» Task objective:
Show me every line in the listing that has the word "screenshot".

» Recorded information:

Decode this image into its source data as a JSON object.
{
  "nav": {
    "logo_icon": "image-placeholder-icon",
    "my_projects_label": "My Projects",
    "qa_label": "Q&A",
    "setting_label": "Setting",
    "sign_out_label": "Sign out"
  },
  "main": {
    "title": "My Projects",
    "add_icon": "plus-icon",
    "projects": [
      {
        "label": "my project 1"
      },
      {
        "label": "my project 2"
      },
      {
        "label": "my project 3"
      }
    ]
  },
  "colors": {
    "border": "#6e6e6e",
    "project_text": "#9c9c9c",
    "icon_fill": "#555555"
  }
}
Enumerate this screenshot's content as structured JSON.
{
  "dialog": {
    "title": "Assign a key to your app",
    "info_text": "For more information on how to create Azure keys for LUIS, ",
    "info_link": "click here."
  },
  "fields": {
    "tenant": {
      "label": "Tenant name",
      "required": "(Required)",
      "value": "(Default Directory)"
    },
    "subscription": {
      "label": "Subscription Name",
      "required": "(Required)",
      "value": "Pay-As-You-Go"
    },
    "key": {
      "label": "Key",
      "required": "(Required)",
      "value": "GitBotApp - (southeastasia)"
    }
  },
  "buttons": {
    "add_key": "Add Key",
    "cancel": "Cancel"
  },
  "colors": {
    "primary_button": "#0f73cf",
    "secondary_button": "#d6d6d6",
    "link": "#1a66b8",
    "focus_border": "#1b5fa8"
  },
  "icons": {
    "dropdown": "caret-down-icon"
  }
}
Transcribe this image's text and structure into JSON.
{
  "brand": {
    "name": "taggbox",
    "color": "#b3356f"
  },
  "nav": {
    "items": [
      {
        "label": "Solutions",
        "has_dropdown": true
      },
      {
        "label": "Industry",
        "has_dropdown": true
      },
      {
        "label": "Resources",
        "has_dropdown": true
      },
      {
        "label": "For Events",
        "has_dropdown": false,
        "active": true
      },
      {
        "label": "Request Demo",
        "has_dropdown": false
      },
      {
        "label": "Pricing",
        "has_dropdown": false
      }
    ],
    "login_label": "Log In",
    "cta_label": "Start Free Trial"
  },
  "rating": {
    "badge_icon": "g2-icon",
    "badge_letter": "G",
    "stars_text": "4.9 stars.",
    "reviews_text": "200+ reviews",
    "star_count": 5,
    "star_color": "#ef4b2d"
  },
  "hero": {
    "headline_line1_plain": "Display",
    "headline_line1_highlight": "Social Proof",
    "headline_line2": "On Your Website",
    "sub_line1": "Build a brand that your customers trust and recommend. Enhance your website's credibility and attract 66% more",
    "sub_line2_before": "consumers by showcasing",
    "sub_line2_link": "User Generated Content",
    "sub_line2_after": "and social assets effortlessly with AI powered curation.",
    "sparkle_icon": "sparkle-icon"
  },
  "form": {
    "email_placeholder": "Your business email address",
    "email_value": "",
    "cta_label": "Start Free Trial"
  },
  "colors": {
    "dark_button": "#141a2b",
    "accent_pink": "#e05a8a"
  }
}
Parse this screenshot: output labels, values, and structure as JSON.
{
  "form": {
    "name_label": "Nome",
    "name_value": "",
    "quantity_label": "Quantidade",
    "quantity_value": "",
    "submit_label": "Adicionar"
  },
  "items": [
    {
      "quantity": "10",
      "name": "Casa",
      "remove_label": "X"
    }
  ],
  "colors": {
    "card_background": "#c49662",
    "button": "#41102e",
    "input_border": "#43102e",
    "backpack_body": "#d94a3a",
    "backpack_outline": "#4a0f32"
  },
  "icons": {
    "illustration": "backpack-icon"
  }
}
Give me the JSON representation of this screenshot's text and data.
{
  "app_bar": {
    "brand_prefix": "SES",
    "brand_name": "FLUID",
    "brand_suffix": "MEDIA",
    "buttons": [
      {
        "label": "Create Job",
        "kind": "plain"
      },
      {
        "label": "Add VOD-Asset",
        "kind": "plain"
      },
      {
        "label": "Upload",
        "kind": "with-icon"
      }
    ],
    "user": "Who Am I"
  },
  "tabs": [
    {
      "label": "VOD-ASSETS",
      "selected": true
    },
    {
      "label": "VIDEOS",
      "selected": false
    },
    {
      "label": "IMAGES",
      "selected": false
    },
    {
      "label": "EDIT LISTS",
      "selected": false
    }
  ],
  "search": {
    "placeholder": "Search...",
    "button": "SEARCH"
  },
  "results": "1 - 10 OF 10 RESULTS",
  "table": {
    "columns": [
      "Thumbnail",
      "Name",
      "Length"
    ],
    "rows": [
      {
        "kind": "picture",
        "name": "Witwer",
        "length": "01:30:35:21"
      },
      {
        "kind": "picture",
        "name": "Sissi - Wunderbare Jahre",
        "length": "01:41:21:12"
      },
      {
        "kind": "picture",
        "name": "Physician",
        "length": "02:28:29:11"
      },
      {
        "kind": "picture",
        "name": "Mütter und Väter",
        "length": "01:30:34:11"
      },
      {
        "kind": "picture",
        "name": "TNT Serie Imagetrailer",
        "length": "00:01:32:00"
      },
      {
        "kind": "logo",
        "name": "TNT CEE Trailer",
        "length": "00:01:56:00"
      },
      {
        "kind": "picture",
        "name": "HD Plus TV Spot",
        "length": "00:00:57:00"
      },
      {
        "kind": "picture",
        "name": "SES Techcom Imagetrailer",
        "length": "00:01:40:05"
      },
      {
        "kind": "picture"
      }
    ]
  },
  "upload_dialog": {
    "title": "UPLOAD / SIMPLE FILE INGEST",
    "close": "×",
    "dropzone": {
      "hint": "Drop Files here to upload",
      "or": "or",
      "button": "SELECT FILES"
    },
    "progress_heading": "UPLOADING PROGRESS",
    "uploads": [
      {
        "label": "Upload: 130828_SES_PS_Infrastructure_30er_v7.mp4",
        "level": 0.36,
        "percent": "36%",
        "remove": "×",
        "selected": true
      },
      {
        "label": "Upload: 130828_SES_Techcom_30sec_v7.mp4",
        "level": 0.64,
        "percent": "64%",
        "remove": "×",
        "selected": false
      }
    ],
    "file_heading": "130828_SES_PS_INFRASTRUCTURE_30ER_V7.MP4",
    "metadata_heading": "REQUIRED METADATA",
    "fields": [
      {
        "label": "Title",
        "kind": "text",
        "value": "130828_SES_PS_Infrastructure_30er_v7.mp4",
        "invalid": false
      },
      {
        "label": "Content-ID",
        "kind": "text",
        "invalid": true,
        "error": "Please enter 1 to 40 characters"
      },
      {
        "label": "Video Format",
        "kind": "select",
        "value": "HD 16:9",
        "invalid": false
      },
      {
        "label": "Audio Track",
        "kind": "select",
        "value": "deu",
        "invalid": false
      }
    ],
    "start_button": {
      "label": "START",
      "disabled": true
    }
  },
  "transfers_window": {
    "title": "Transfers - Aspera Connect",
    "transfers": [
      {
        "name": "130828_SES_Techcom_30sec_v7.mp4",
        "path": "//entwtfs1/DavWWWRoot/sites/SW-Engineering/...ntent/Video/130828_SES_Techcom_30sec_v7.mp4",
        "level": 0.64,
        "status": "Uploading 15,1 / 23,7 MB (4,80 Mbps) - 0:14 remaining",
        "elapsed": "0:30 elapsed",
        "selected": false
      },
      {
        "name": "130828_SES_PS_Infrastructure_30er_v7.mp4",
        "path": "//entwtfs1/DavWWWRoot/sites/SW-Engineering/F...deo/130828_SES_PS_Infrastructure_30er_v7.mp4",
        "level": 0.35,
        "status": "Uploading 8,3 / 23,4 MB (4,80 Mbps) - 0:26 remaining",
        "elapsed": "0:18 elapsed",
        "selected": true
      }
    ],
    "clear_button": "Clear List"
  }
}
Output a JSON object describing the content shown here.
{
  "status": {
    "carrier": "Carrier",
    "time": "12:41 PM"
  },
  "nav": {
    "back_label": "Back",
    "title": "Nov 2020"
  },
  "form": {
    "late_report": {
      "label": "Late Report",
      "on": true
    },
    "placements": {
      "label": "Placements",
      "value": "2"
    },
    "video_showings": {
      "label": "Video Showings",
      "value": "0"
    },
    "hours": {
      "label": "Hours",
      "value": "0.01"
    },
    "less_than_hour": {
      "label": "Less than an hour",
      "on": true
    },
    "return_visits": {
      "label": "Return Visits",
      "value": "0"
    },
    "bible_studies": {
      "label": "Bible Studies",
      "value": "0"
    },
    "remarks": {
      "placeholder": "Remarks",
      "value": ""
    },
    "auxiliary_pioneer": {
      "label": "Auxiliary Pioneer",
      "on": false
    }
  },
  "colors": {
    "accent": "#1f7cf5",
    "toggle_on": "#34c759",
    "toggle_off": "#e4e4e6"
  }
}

» Result of this exercise:
Enumerate this screenshot's content as structured JSON.
Parse this screenshot: output labels, values, and structure as JSON.
Give me the JSON representation of this screenshot's text and data.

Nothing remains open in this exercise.